DIRECTIONS: From first entry to last, give the listing again verbatim.

══ DATA IN THIS EXERCISE

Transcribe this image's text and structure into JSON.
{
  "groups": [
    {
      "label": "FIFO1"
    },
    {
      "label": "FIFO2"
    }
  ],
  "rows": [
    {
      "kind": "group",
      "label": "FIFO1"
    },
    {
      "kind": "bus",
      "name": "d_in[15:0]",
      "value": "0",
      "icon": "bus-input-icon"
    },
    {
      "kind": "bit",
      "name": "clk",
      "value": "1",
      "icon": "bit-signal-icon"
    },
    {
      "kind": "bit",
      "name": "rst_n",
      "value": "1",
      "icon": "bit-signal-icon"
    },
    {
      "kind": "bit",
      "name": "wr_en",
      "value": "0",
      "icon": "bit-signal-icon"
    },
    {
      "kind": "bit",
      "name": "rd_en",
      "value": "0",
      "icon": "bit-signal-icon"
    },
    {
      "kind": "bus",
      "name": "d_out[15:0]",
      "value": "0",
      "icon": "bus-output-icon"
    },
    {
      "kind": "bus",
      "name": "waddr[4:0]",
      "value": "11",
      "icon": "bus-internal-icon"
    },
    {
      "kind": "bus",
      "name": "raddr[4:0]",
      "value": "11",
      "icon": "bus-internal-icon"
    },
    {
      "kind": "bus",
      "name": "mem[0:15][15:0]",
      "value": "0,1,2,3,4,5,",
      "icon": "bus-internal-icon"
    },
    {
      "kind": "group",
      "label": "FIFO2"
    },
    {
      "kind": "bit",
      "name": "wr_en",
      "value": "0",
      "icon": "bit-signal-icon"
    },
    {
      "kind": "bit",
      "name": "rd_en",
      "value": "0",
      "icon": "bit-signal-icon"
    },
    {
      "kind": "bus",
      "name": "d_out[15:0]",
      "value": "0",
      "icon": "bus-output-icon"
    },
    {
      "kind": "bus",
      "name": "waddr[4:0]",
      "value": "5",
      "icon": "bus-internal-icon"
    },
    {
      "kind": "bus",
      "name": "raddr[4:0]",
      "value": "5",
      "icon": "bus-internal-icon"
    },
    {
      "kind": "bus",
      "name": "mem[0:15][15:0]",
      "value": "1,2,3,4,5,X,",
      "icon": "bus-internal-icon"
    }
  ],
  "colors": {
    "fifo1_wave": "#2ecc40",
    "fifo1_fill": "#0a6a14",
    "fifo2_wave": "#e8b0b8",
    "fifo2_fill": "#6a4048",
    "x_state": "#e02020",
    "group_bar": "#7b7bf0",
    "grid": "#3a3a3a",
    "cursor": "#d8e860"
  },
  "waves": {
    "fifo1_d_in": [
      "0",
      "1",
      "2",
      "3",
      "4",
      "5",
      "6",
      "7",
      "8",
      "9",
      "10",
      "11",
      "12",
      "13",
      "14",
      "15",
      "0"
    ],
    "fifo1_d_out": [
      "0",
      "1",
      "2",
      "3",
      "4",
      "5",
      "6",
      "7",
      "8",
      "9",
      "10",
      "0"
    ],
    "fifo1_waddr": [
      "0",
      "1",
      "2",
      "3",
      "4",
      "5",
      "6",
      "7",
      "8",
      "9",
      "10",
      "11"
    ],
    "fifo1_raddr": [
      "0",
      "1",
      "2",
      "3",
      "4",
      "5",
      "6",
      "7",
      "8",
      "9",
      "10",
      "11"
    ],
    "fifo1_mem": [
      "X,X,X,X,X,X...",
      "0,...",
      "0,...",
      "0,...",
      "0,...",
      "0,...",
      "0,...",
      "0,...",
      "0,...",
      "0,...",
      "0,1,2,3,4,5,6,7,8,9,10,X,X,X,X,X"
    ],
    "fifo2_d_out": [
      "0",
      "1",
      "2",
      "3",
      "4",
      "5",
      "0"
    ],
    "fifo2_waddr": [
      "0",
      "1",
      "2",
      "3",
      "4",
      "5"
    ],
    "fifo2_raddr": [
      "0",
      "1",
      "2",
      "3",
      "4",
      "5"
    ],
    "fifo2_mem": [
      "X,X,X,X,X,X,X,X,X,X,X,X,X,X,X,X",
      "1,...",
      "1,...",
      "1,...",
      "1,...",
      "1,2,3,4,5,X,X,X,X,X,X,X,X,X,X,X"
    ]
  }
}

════

RESPONSE:
Transcribe this image's text and structure into JSON.
{
  "groups": [
    {
      "label": "FIFO1"
    },
    {
      "label": "FIFO2"
    }
  ],
  "rows": [
    {
      "kind": "group",
      "label": "FIFO1"
    },
    {
      "kind": "bus",
      "name": "d_in[15:0]",
      "value": "0",
      "icon": "bus-input-icon"
    },
    {
      "kind": "bit",
      "name": "clk",
      "value": "1",
      "icon": "bit-signal-icon"
    },
    {
      "kind": "bit",
      "name": "rst_n",
      "value": "1",
      "icon": "bit-signal-icon"
    },
    {
      "kind": "bit",
      "name": "wr_en",
      "value": "0",
      "icon": "bit-signal-icon"
    },
    {
      "kind": "bit",
      "name": "rd_en",
      "value": "0",
      "icon": "bit-signal-icon"
    },
    {
      "kind": "bus",
      "name": "d_out[15:0]",
      "value": "0",
      "icon": "bus-output-icon"
    },
    {
      "kind": "bus",
      "name": "waddr[4:0]",
      "value": "11",
      "icon": "bus-internal-icon"
    },
    {
      "kind": "bus",
      "name": "raddr[4:0]",
      "value": "11",
      "icon": "bus-internal-icon"
    },
    {
      "kind": "bus",
      "name": "mem[0:15][15:0]",
      "value": "0,1,2,3,4,5,",
      "icon": "bus-internal-icon"
    },
    {
      "kind": "group",
      "label": "FIFO2"
    },
    {
      "kind": "bit",
      "name": "wr_en",
      "value": "0",
      "icon": "bit-signal-icon"
    },
    {
      "kind": "bit",
      "name": "rd_en",
      "value": "0",
      "icon": "bit-signal-icon"
    },
    {
      "kind": "bus",
      "name": "d_out[15:0]",
      "value": "0",
      "icon": "bus-output-icon"
    },
    {
      "kind": "bus",
      "name": "waddr[4:0]",
      "value": "5",
      "icon": "bus-internal-icon"
    },
    {
      "kind": "bus",
      "name": "raddr[4:0]",
      "value": "5",
      "icon": "bus-internal-icon"
    },
    {
      "kind": "bus",
      "name": "mem[0:15][15:0]",
      "value": "1,2,3,4,5,X,",
      "icon": "bus-internal-icon"
    }
  ],
  "colors": {
    "fifo1_wave": "#2ecc40",
    "fifo1_fill": "#0a6a14",
    "fifo2_wave": "#e8b0b8",
    "fifo2_fill": "#6a4048",
    "x_state": "#e02020",
    "group_bar": "#7b7bf0",
    "grid": "#3a3a3a",
    "cursor": "#d8e860"
  },
  "waves": {
    "fifo1_d_in": [
      "0",
      "1",
      "2",
      "3",
      "4",
      "5",
      "6",
      "7",
      "8",
      "9",
      "10",
      "11",
      "12",
      "13",
      "14",
      "15",
      "0"
    ],
    "fifo1_d_out": [
      "0",
      "1",
      "2",
      "3",
      "4",
      "5",
      "6",
      "7",
      "8",
      "9",
      "10",
      "0"
    ],
    "fifo1_waddr": [
      "0",
      "1",
      "2",
      "3",
      "4",
      "5",
      "6",
      "7",
      "8",
      "9",
      "10",
      "11"
    ],
    "fifo1_raddr": [
      "0",
      "1",
      "2",
      "3",
      "4",
      "5",
      "6",
      "7",
      "8",
      "9",
      "10",
      "11"
    ],
    "fifo1_mem": [
      "X,X,X,X,X,X...",
      "0,...",
      "0,...",
      "0,...",
      "0,...",
      "0,...",
      "0,...",
      "0,...",
      "0,...",
      "0,...",
      "0,1,2,3,4,5,6,7,8,9,10,X,X,X,X,X"
    ],
    "fifo2_d_out": [
      "0",
      "1",
      "2",
      "3",
      "4",
      "5",
      "0"
    ],
    "fifo2_waddr": [
      "0",
      "1",
      "2",
      "3",
      "4",
      "5"
    ],
    "fifo2_raddr": [
      "0",
      "1",
      "2",
      "3",
      "4",
      "5"
    ],
    "fifo2_mem": [
      "X,X,X,X,X,X,X,X,X,X,X,X,X,X,X,X",
      "1,...",
      "1,...",
      "1,...",
      "1,...",
      "1,2,3,4,5,X,X,X,X,X,X,X,X,X,X,X"
    ]
  }
}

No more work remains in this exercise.